EXERCISE GOAL ::
Copy out every line of the data exactly; do not include the images.

INPUT DATA ::
>>>>>
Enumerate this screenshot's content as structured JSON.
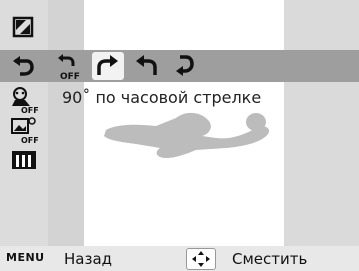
{
  "caption": "90˚ по часовой стрелке",
  "footer": {
    "menu_badge": "MENU",
    "back_label": "Назад",
    "move_label": "Сместить"
  },
  "icons": {
    "left_column": [
      "crop-icon",
      "rotate-icon",
      "face-retouch-off-icon",
      "red-eye-fix-off-icon",
      "color-adjust-icon"
    ],
    "rotate_options": [
      "rotate-off-icon",
      "rotate-right-90-icon",
      "rotate-left-90-icon",
      "rotate-180-icon"
    ],
    "move": "four-way-arrow-icon"
  },
  "colors": {
    "selection_row": "#9e9e9e",
    "selected_option": "#f2f2f2",
    "silhouette": "#bcbcbc"
  }
}
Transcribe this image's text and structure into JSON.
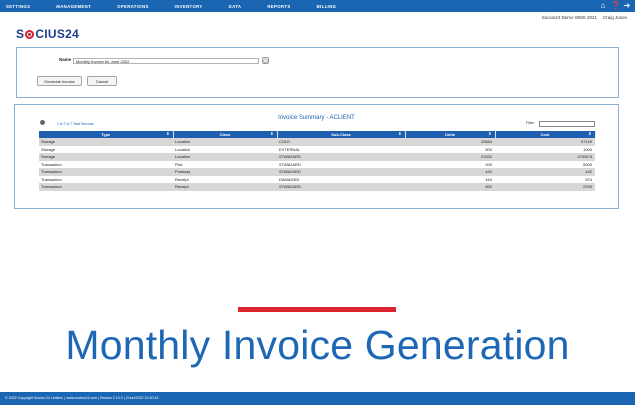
{
  "nav": {
    "items": [
      "SETTINGS",
      "MANAGEMENT",
      "OPERATIONS",
      "INVENTORY",
      "DATA",
      "REPORTS",
      "BILLING"
    ],
    "icons": [
      "home-icon",
      "help-icon",
      "logout-icon"
    ]
  },
  "user": {
    "instance": "Socius24 Demo WMS 2021",
    "name": "Craig Jones"
  },
  "brand": {
    "logo_left": "S",
    "logo_right": "CIUS24",
    "primary_color": "#1a66b3",
    "accent_color": "#d9262f"
  },
  "form": {
    "name_label": "Name",
    "name_value": "Monthly Invoice for June 2022",
    "generate_label": "Generate Invoice",
    "cancel_label": "Cancel"
  },
  "invoice": {
    "title": "Invoice Summary - ACLIENT",
    "records": "1 to 7 of 7 Total Records",
    "filter_label": "Filter",
    "columns": [
      "Type",
      "Class",
      "Sub-Class",
      "Units",
      "Cost"
    ],
    "rows": [
      [
        "Storage",
        "Location",
        "COLD",
        "22664",
        "97149"
      ],
      [
        "Storage",
        "Location",
        "EXTERNAL",
        "500",
        "1000"
      ],
      [
        "Storage",
        "Location",
        "STANDARD",
        "21532",
        "47490.5"
      ],
      [
        "Transaction",
        "Pick",
        "STANDARD",
        "200",
        "5000"
      ],
      [
        "Transaction",
        "Putaway",
        "STANDARD",
        "442",
        "442"
      ],
      [
        "Transaction",
        "Receipt",
        "DAMAGED",
        "164",
        "574"
      ],
      [
        "Transaction",
        "Receipt",
        "STANDARD",
        "852",
        "2209"
      ]
    ]
  },
  "banner": {
    "title": "Monthly Invoice Generation"
  },
  "footer": {
    "text": "© 2022 Copyright Socius 24 Limited.   |   www.socius24.com   |   Version 2.10.0   |   2/Jun/2022 10:30:43"
  }
}
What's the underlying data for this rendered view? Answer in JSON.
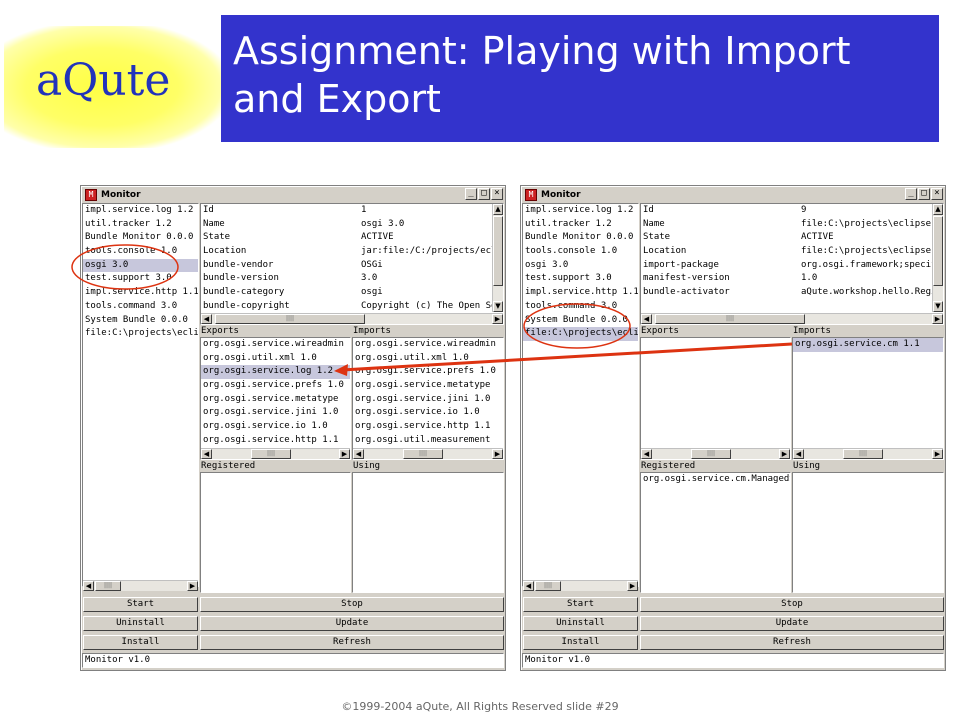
{
  "slide": {
    "logo_text": "aQute",
    "title": "Assignment: Playing with Import and Export",
    "footer": "©1999-2004 aQute, All Rights Reserved slide #29"
  },
  "windows": [
    {
      "title": "Monitor",
      "bundles": [
        "impl.service.log 1.2",
        "util.tracker 1.2",
        "Bundle Monitor 0.0.0",
        "tools.console 1.0",
        "osgi 3.0",
        "test.support 3.0",
        "impl.service.http 1.1",
        "tools.command 3.0",
        "System Bundle 0.0.0",
        "file:C:\\projects\\eclipse"
      ],
      "selected_bundle": 4,
      "properties": [
        {
          "key": "Id",
          "value": "1"
        },
        {
          "key": "Name",
          "value": "osgi 3.0"
        },
        {
          "key": "State",
          "value": "ACTIVE"
        },
        {
          "key": "Location",
          "value": "jar:file:/C:/projects/eclipse"
        },
        {
          "key": "bundle-vendor",
          "value": "OSGi"
        },
        {
          "key": "bundle-version",
          "value": "3.0"
        },
        {
          "key": "bundle-category",
          "value": "osgi"
        },
        {
          "key": "bundle-copyright",
          "value": "Copyright (c) The Open Source"
        }
      ],
      "exports_label": "Exports",
      "imports_label": "Imports",
      "exports": [
        "org.osgi.service.wireadmin",
        "org.osgi.util.xml 1.0",
        "org.osgi.service.log 1.2",
        "org.osgi.service.prefs 1.0",
        "org.osgi.service.metatype",
        "org.osgi.service.jini 1.0",
        "org.osgi.service.io 1.0",
        "org.osgi.service.http 1.1"
      ],
      "selected_export": 2,
      "imports": [
        "org.osgi.service.wireadmin",
        "org.osgi.util.xml 1.0",
        "org.osgi.service.prefs 1.0",
        "org.osgi.service.metatype",
        "org.osgi.service.jini 1.0",
        "org.osgi.service.io 1.0",
        "org.osgi.service.http 1.1",
        "org.osgi.util.measurement"
      ],
      "selected_import": -1,
      "registered_label": "Registered",
      "using_label": "Using",
      "registered": [],
      "using": [],
      "buttons": {
        "start": "Start",
        "stop": "Stop",
        "uninstall": "Uninstall",
        "update": "Update",
        "install": "Install",
        "refresh": "Refresh"
      },
      "status": "Monitor v1.0"
    },
    {
      "title": "Monitor",
      "bundles": [
        "impl.service.log 1.2",
        "util.tracker 1.2",
        "Bundle Monitor 0.0.0",
        "tools.console 1.0",
        "osgi 3.0",
        "test.support 3.0",
        "impl.service.http 1.1",
        "tools.command 3.0",
        "System Bundle 0.0.0",
        "file:C:\\projects\\eclipse"
      ],
      "selected_bundle": 9,
      "properties": [
        {
          "key": "Id",
          "value": "9"
        },
        {
          "key": "Name",
          "value": "file:C:\\projects\\eclipse-aQute"
        },
        {
          "key": "State",
          "value": "ACTIVE"
        },
        {
          "key": "Location",
          "value": "file:C:\\projects\\eclipse-aQute"
        },
        {
          "key": "import-package",
          "value": "org.osgi.framework;specification"
        },
        {
          "key": "manifest-version",
          "value": "1.0"
        },
        {
          "key": "bundle-activator",
          "value": "aQute.workshop.hello.Register"
        }
      ],
      "exports_label": "Exports",
      "imports_label": "Imports",
      "exports": [],
      "selected_export": -1,
      "imports": [
        "org.osgi.service.cm 1.1"
      ],
      "selected_import": 0,
      "registered_label": "Registered",
      "using_label": "Using",
      "registered": [
        "org.osgi.service.cm.ManagedService"
      ],
      "using": [],
      "buttons": {
        "start": "Start",
        "stop": "Stop",
        "uninstall": "Uninstall",
        "update": "Update",
        "install": "Install",
        "refresh": "Refresh"
      },
      "status": "Monitor v1.0"
    }
  ],
  "annotations": {
    "highlight_color": "#dd3311"
  }
}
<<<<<
ANSWER SPACE ::
Enumerate this screenshot's content as structured JSON.
{
  "caption": "90˚ по часовой стрелке",
  "footer": {
    "menu_badge": "MENU",
    "back_label": "Назад",
    "move_label": "Сместить"
  },
  "icons": {
    "left_column": [
      "crop-icon",
      "rotate-icon",
      "face-retouch-off-icon",
      "red-eye-fix-off-icon",
      "color-adjust-icon"
    ],
    "rotate_options": [
      "rotate-off-icon",
      "rotate-right-90-icon",
      "rotate-left-90-icon",
      "rotate-180-icon"
    ],
    "move": "four-way-arrow-icon"
  },
  "colors": {
    "selection_row": "#9e9e9e",
    "selected_option": "#f2f2f2",
    "silhouette": "#bcbcbc"
  }
}
Transcribe this image's text and structure into JSON.
{
  "nav": {
    "items": [
      "SETTINGS",
      "MANAGEMENT",
      "OPERATIONS",
      "INVENTORY",
      "DATA",
      "REPORTS",
      "BILLING"
    ],
    "icons": [
      "home-icon",
      "help-icon",
      "logout-icon"
    ]
  },
  "user": {
    "instance": "Socius24 Demo WMS 2021",
    "name": "Craig Jones"
  },
  "brand": {
    "logo_left": "S",
    "logo_right": "CIUS24",
    "primary_color": "#1a66b3",
    "accent_color": "#d9262f"
  },
  "form": {
    "name_label": "Name",
    "name_value": "Monthly Invoice for June 2022",
    "generate_label": "Generate Invoice",
    "cancel_label": "Cancel"
  },
  "invoice": {
    "title": "Invoice Summary - ACLIENT",
    "records": "1 to 7 of 7 Total Records",
    "filter_label": "Filter",
    "columns": [
      "Type",
      "Class",
      "Sub-Class",
      "Units",
      "Cost"
    ],
    "rows": [
      [
        "Storage",
        "Location",
        "COLD",
        "22664",
        "97149"
      ],
      [
        "Storage",
        "Location",
        "EXTERNAL",
        "500",
        "1000"
      ],
      [
        "Storage",
        "Location",
        "STANDARD",
        "21532",
        "47490.5"
      ],
      [
        "Transaction",
        "Pick",
        "STANDARD",
        "200",
        "5000"
      ],
      [
        "Transaction",
        "Putaway",
        "STANDARD",
        "442",
        "442"
      ],
      [
        "Transaction",
        "Receipt",
        "DAMAGED",
        "164",
        "574"
      ],
      [
        "Transaction",
        "Receipt",
        "STANDARD",
        "852",
        "2209"
      ]
    ]
  },
  "banner": {
    "title": "Monthly Invoice Generation"
  },
  "footer": {
    "text": "© 2022 Copyright Socius 24 Limited.   |   www.socius24.com   |   Version 2.10.0   |   2/Jun/2022 10:30:43"
  }
}
What's the underlying data for this rendered view? Answer in JSON.
{
  "slide": {
    "logo_text": "aQute",
    "title": "Assignment: Playing with Import and Export",
    "footer": "©1999-2004 aQute, All Rights Reserved slide #29"
  },
  "windows": [
    {
      "title": "Monitor",
      "bundles": [
        "impl.service.log 1.2",
        "util.tracker 1.2",
        "Bundle Monitor 0.0.0",
        "tools.console 1.0",
        "osgi 3.0",
        "test.support 3.0",
        "impl.service.http 1.1",
        "tools.command 3.0",
        "System Bundle 0.0.0",
        "file:C:\\projects\\eclipse"
      ],
      "selected_bundle": 4,
      "properties": [
        {
          "key": "Id",
          "value": "1"
        },
        {
          "key": "Name",
          "value": "osgi 3.0"
        },
        {
          "key": "State",
          "value": "ACTIVE"
        },
        {
          "key": "Location",
          "value": "jar:file:/C:/projects/eclipse"
        },
        {
          "key": "bundle-vendor",
          "value": "OSGi"
        },
        {
          "key": "bundle-version",
          "value": "3.0"
        },
        {
          "key": "bundle-category",
          "value": "osgi"
        },
        {
          "key": "bundle-copyright",
          "value": "Copyright (c) The Open Source"
        }
      ],
      "exports_label": "Exports",
      "imports_label": "Imports",
      "exports": [
        "org.osgi.service.wireadmin",
        "org.osgi.util.xml 1.0",
        "org.osgi.service.log 1.2",
        "org.osgi.service.prefs 1.0",
        "org.osgi.service.metatype",
        "org.osgi.service.jini 1.0",
        "org.osgi.service.io 1.0",
        "org.osgi.service.http 1.1"
      ],
      "selected_export": 2,
      "imports": [
        "org.osgi.service.wireadmin",
        "org.osgi.util.xml 1.0",
        "org.osgi.service.prefs 1.0",
        "org.osgi.service.metatype",
        "org.osgi.service.jini 1.0",
        "org.osgi.service.io 1.0",
        "org.osgi.service.http 1.1",
        "org.osgi.util.measurement"
      ],
      "selected_import": -1,
      "registered_label": "Registered",
      "using_label": "Using",
      "registered": [],
      "using": [],
      "buttons": {
        "start": "Start",
        "stop": "Stop",
        "uninstall": "Uninstall",
        "update": "Update",
        "install": "Install",
        "refresh": "Refresh"
      },
      "status": "Monitor v1.0"
    },
    {
      "title": "Monitor",
      "bundles": [
        "impl.service.log 1.2",
        "util.tracker 1.2",
        "Bundle Monitor 0.0.0",
        "tools.console 1.0",
        "osgi 3.0",
        "test.support 3.0",
        "impl.service.http 1.1",
        "tools.command 3.0",
        "System Bundle 0.0.0",
        "file:C:\\projects\\eclipse"
      ],
      "selected_bundle": 9,
      "properties": [
        {
          "key": "Id",
          "value": "9"
        },
        {
          "key": "Name",
          "value": "file:C:\\projects\\eclipse-aQute"
        },
        {
          "key": "State",
          "value": "ACTIVE"
        },
        {
          "key": "Location",
          "value": "file:C:\\projects\\eclipse-aQute"
        },
        {
          "key": "import-package",
          "value": "org.osgi.framework;specification"
        },
        {
          "key": "manifest-version",
          "value": "1.0"
        },
        {
          "key": "bundle-activator",
          "value": "aQute.workshop.hello.Register"
        }
      ],
      "exports_label": "Exports",
      "imports_label": "Imports",
      "exports": [],
      "selected_export": -1,
      "imports": [
        "org.osgi.service.cm 1.1"
      ],
      "selected_import": 0,
      "registered_label": "Registered",
      "using_label": "Using",
      "registered": [
        "org.osgi.service.cm.ManagedService"
      ],
      "using": [],
      "buttons": {
        "start": "Start",
        "stop": "Stop",
        "uninstall": "Uninstall",
        "update": "Update",
        "install": "Install",
        "refresh": "Refresh"
      },
      "status": "Monitor v1.0"
    }
  ],
  "annotations": {
    "highlight_color": "#dd3311"
  }
}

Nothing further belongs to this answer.